- Managers and employees make up two completely separate groups that rarely interact. When they do interact, it is one-way communication in which the manager tells their subordinate what to do. There’s no other give-and-take conversation or collaboration between management and everybody else. This is the command and control model that most of us have experienced. It is not OK.
- There is much talk about rule breaches and people’s shortcomings but little to no recognition of effort or wins. No mention of coaching people to succeed in their role.
- People don’t speak up even when they are presented with impossible goals, ridiculous plans or stupid ideas they’re expected to implement. They say nothing, but later they complain to their friends about the stupid ideas and crazy goals.
- The informal grapevine is many times more effective as a communications network than official company communication. Rumours are rife and everyone listens to the gossip because the company fails to communicate regularly.
- Employees have little to no freedom in performing their jobs. Every procedure is spelt out for them. If they are rewarded at all, they are rewarded for hitting their goals and following the rules, never for having breakout ideas or pushing for much-needed changes.

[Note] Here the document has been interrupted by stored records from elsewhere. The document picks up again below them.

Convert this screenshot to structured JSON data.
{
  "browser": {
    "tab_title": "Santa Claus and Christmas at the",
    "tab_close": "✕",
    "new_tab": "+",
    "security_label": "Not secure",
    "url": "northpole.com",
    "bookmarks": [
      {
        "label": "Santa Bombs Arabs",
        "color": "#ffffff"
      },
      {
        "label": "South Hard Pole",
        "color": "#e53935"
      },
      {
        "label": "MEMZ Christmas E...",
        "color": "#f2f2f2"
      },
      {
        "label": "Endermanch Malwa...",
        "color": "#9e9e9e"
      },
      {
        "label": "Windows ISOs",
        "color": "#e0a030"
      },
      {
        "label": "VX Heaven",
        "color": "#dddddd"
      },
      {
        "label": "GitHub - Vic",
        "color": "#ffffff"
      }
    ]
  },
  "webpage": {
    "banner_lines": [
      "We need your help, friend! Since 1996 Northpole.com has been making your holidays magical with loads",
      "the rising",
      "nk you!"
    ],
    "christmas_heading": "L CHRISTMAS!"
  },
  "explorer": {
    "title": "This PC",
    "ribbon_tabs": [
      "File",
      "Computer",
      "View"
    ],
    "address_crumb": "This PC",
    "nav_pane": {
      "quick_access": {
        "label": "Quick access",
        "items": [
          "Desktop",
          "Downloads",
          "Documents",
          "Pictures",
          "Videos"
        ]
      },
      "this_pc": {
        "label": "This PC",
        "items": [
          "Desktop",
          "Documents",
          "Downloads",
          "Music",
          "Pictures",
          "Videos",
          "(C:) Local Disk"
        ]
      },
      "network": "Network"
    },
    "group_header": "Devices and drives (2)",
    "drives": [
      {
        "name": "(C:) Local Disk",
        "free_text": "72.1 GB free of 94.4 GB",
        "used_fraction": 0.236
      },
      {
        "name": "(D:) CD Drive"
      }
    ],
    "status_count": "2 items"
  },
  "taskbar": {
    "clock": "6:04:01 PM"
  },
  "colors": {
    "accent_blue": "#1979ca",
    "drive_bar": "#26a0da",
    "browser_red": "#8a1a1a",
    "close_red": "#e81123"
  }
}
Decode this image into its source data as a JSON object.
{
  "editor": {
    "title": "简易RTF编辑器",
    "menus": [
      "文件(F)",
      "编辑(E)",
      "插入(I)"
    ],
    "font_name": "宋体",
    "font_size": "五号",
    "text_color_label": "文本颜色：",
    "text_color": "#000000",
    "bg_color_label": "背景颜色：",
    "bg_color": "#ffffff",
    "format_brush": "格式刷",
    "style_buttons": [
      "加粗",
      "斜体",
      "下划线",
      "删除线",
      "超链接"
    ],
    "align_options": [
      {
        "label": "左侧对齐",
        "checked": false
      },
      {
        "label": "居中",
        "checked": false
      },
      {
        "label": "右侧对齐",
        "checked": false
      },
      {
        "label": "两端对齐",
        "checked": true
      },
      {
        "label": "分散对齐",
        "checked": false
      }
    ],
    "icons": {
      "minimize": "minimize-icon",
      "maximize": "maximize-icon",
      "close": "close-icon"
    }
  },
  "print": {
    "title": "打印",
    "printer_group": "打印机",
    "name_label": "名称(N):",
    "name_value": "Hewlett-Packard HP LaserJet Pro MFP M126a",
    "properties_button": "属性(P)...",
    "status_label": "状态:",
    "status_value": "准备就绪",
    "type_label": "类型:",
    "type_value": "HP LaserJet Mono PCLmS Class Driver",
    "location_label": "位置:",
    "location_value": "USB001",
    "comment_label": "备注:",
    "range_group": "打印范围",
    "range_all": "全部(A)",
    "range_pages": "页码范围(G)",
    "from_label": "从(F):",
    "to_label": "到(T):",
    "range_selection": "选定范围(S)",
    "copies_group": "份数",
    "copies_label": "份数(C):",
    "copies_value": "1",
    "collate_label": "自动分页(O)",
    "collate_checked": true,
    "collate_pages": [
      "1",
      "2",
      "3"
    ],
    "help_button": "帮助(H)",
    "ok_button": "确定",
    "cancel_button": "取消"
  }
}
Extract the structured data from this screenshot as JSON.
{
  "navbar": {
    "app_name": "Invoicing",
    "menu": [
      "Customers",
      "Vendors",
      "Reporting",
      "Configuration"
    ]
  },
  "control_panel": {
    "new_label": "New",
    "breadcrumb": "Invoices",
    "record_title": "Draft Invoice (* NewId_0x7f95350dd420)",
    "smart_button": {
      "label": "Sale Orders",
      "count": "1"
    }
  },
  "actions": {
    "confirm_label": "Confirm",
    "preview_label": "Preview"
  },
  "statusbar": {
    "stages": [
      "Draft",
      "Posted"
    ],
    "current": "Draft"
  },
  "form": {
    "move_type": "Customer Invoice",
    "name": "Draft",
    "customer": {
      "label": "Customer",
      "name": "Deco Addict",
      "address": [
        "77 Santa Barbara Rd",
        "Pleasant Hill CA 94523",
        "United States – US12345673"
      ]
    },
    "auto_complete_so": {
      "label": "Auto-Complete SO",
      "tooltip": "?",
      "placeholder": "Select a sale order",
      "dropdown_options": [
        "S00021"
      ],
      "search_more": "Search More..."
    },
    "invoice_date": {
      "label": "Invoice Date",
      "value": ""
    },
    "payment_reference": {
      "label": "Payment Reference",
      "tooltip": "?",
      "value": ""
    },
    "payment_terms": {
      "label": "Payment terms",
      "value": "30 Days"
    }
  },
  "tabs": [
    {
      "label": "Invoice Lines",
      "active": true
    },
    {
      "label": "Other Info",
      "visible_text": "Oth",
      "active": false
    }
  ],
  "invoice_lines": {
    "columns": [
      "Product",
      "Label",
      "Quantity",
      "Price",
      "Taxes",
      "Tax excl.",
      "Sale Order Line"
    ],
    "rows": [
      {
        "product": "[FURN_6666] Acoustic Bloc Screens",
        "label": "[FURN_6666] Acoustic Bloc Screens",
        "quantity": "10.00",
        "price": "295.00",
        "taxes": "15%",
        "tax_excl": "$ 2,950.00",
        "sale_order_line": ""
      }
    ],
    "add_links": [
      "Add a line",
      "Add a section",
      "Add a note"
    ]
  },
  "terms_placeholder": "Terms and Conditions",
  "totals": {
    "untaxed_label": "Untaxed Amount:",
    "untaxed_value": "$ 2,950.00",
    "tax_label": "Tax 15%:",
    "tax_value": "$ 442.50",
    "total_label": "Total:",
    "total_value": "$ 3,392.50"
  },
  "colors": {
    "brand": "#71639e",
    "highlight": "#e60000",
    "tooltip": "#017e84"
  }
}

- Fear is all around you. Doors slam and whispered conversations take place in corners. No one feels safe and everyone is on edge.
- There is no community. The few people who laugh and joke with one another get suspicious sideways looks from people who are too afraid to let their hair down. Outspoken employees and non-traditional thinkers don’t last long. They leave or they are invited to leave when their style clashes with the status quo.
If your workplace matches the items on this list, your culture is in trouble.
I get it – many leaders have a hard time acknowledging problems with their company cultures. It is hard for them to look in the mirror and see how they personally have contributed to the toxic culture in their workplace.
If you’re one of those leaders – it’s OK to admit that you’ve messed up. I know that many business owners find themselves in the position of leader with having had no formal training in management or leadership. Or if you did, it was some archaic course that was born from the 80s style of management – not fit for the changing society and the workplace demands that we now have to contend with.
It’s not your fault.
Often poor leadership stems from fear.
Fear of missing their financial goals or the business failing. So poor leaders often bluster and threaten to chop heads to save on costs. (Not exactly motivating, right?)
Fear of looking stupid in front of their team, so they sound off about the team not working hard enough etc. when actually they should say “I don’t know what we should do. What do you guys think?”
Fear of not looking or feeling like the top dog so they make assertions and peacock around the office instead of sitting down to brainstorm with their colleagues.
Fear of hearing bad news that might threaten their self-conception, so they create a force field around themselves that keeps bad news out. They hire ‘yes’ people so they can’t be challenged.
I’m sorry to say it, but in most cases, a toxic work culture starts from the top, however, I’m happy to say that it’s often through no fault of the leader.
But guess what? The good news is that with some mentoring and a willing leader, we can turn around toxic work cultures and make them great places to work.
I’m a big believer that employees will be happy, fully engaged and out-perform in their roles when they find purpose, connection and meaning in their work.